Extrude the log and trim off the yellow end until it starts to look nice. Measure the extruded cane and divide that number by nine to figure out how long to cut each piece. My cane was 16” long so I cut it into nine 1 ¾” pieces, but I do recommend actually taking the measurement and doing the math as your results may vary depending on the exact thickness of the clay sheets you started with.

You’ve probably noticed that a small hole is running through the cane- you can start to close that by reducing the cane pieces a little. Arrange the nine pieces near each other without touching and flatten them just a little bit with a brayer or roller so that each is now slightly rectangular. Rotate each piece and carefully stick them together, in order, to form the final cane. Roll over it from end to end to flatten the pieces back into squares.

Repeat to make the other cane and let them rest for a few hours.

Roll a sheet of scrap clay on your thinnest setting. Cut five thin slices from one of your canes and carefully line them up on the sheet. Shave the surface with a sharp tissue blade until it feels even and smooth.

Closely trim the long edges with a craft knife, angling it inward to make a slightly beveled cut. The short edges don’t need to be cut as carefully.

Wrap the trimmed sheet around one of the brass tubes from your pen kit, matching up the edges as neatly as you can. It’s fine if the sheet doesn’t quite reach the ends of the tube. Roll the tube on your work surface to smooth and even out the clay layer, then trim off the excess at the ends. 

Thread the finished tubes onto a skewer, smooth out any fingerprints, and bake as directed. Sand and seal the tubes, assemble your pens and enjoy!

You can also buy finished pens and pencils from my Etsy shop!

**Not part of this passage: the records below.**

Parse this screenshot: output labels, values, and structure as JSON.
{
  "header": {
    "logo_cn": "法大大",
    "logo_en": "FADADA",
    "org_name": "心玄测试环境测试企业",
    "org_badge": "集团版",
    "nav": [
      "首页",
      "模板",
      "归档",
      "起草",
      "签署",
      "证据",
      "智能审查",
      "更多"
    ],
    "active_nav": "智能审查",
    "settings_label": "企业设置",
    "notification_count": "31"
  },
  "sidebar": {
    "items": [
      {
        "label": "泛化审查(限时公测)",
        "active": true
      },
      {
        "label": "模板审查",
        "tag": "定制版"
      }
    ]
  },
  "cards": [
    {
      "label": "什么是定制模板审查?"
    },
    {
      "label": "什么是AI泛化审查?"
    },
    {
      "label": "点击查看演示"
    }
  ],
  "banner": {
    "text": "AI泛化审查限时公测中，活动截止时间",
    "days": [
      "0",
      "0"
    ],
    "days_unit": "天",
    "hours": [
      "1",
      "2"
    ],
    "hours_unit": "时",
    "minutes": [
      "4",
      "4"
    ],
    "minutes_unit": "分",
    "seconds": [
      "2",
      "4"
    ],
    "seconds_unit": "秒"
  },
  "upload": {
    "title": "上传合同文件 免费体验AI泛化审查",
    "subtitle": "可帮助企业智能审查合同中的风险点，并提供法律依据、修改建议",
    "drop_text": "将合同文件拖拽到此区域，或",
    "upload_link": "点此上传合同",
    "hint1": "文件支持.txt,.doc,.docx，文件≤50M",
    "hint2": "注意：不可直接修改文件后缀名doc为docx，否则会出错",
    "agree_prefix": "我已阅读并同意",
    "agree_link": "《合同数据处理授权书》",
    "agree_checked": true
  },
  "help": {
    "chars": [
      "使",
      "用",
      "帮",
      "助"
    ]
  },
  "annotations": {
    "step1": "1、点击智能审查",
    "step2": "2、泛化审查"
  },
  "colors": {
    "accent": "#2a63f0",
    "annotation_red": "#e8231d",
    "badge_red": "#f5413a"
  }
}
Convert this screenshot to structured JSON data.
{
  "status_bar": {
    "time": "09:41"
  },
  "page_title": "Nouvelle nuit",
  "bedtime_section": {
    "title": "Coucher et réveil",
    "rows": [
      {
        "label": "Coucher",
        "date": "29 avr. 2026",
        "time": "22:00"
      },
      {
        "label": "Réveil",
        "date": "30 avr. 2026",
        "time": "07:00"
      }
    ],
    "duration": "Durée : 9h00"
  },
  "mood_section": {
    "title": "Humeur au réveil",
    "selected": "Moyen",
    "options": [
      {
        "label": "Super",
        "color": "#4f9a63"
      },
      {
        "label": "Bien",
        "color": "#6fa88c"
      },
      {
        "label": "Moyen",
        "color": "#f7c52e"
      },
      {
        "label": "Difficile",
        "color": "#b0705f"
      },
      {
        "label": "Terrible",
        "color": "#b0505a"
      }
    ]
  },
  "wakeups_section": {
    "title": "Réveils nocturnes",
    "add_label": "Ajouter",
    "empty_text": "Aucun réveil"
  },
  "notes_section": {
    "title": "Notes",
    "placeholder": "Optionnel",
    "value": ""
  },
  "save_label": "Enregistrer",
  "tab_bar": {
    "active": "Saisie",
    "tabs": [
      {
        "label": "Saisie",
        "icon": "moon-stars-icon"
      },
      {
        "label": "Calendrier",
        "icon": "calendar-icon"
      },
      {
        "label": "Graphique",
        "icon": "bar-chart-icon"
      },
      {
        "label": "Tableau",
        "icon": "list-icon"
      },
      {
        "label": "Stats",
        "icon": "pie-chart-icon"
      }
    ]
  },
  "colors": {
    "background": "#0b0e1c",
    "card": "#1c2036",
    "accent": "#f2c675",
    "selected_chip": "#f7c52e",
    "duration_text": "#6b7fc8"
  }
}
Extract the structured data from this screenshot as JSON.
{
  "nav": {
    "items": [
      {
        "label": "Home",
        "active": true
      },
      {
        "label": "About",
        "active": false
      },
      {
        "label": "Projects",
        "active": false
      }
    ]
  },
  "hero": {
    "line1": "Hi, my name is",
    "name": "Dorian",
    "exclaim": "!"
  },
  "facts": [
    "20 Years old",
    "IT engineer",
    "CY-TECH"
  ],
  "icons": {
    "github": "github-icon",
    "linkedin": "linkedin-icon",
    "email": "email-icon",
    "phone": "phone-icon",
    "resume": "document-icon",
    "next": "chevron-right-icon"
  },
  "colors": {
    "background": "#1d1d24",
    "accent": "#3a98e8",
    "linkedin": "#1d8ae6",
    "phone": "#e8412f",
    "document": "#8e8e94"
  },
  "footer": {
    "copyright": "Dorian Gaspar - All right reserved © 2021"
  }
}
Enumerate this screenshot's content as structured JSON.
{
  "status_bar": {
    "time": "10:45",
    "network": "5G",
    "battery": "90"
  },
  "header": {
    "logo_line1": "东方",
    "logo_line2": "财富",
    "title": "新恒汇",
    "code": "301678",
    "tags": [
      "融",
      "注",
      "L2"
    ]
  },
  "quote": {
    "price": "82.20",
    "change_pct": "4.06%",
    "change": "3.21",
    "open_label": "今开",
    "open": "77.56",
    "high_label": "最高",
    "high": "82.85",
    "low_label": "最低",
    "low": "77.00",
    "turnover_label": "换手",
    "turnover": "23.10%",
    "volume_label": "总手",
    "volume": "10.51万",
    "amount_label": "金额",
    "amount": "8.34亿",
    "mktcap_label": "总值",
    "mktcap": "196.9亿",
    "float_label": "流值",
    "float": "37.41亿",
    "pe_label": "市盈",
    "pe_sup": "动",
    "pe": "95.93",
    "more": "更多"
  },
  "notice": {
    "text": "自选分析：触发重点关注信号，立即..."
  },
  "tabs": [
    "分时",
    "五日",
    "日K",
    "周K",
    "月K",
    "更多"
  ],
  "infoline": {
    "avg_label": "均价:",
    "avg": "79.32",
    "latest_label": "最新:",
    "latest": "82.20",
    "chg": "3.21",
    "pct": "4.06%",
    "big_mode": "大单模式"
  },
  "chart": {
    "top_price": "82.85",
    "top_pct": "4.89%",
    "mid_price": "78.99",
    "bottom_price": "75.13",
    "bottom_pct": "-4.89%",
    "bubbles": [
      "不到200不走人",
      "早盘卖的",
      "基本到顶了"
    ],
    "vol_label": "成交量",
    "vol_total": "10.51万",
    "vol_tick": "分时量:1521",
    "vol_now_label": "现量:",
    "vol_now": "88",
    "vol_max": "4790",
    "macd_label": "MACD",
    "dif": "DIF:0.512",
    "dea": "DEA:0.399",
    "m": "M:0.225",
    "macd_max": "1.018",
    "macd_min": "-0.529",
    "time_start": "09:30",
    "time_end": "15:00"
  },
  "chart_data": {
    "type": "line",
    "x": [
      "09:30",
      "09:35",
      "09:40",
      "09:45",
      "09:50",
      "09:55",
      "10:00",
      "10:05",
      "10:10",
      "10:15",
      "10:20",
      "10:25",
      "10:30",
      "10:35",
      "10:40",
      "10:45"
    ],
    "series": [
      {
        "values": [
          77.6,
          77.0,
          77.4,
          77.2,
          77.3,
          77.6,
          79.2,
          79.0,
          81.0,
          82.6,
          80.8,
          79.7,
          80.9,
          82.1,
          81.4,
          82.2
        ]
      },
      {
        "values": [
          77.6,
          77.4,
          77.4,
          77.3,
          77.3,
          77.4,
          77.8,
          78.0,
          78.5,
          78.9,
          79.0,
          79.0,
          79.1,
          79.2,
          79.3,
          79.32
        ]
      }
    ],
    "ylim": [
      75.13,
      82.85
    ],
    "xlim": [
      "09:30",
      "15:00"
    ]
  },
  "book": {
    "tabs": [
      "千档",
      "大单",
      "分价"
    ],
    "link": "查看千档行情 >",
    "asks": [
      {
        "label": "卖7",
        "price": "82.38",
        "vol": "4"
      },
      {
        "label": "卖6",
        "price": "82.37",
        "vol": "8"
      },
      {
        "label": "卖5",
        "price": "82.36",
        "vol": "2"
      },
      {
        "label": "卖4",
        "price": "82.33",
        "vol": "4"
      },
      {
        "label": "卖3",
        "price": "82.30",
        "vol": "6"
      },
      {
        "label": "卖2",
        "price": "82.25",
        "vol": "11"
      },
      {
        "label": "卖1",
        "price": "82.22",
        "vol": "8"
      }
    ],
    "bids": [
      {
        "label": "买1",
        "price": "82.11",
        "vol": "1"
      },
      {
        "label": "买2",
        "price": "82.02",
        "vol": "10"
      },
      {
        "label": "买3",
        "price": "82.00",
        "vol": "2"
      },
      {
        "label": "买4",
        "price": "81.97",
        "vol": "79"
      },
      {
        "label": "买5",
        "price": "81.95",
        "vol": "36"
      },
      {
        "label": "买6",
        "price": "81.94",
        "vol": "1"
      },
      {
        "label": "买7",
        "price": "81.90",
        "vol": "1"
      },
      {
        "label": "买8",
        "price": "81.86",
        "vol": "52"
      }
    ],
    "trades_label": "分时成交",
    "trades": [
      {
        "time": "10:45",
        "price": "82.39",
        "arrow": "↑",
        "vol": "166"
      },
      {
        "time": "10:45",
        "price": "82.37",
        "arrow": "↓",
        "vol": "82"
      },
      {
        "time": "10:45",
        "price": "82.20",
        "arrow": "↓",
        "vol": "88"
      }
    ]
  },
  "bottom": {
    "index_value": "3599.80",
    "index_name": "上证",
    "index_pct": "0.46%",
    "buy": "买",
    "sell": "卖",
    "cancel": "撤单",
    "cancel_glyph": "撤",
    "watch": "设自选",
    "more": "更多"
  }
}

This tutorial is available in PDF format at Poly Clay Play, and it's free with the purchase of a ClayCore Adapter set!